→ **EXERCISE BRIEF**:
Output all entries verbatim, dropping pictures.

::: LISTED RECORDS

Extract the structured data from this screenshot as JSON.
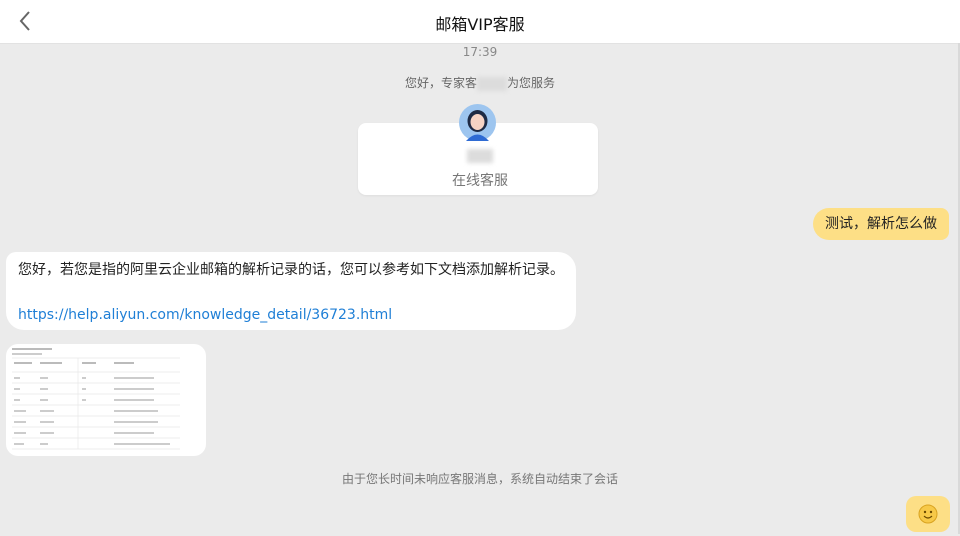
{
  "header": {
    "title": "邮箱VIP客服",
    "back_icon": "chevron-left-icon"
  },
  "chat": {
    "timestamp": "17:39",
    "greeting_prefix": "您好，专家客",
    "greeting_suffix": "为您服务",
    "agent": {
      "role": "在线客服",
      "avatar_icon": "agent-avatar-icon"
    },
    "messages": [
      {
        "from": "user",
        "text": "测试，解析怎么做"
      },
      {
        "from": "agent",
        "text": "您好，若您是指的阿里云企业邮箱的解析记录的话，您可以参考如下文档添加解析记录。",
        "link": "https://help.aliyun.com/knowledge_detail/36723.html"
      }
    ],
    "end_notice": "由于您长时间未响应客服消息，系统自动结束了会话"
  },
  "controls": {
    "emoji_icon": "smiley-icon"
  },
  "colors": {
    "background": "#ebebeb",
    "user_bubble": "#fddf86",
    "link": "#1f7fd6"
  }
}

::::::

→ **EXERCISE ANSWER**:
Extract the structured data from this screenshot as JSON.
{
  "header": {
    "title": "邮箱VIP客服",
    "back_icon": "chevron-left-icon"
  },
  "chat": {
    "timestamp": "17:39",
    "greeting_prefix": "您好，专家客",
    "greeting_suffix": "为您服务",
    "agent": {
      "role": "在线客服",
      "avatar_icon": "agent-avatar-icon"
    },
    "messages": [
      {
        "from": "user",
        "text": "测试，解析怎么做"
      },
      {
        "from": "agent",
        "text": "您好，若您是指的阿里云企业邮箱的解析记录的话，您可以参考如下文档添加解析记录。",
        "link": "https://help.aliyun.com/knowledge_detail/36723.html"
      }
    ],
    "end_notice": "由于您长时间未响应客服消息，系统自动结束了会话"
  },
  "controls": {
    "emoji_icon": "smiley-icon"
  },
  "colors": {
    "background": "#ebebeb",
    "user_bubble": "#fddf86",
    "link": "#1f7fd6"
  }
}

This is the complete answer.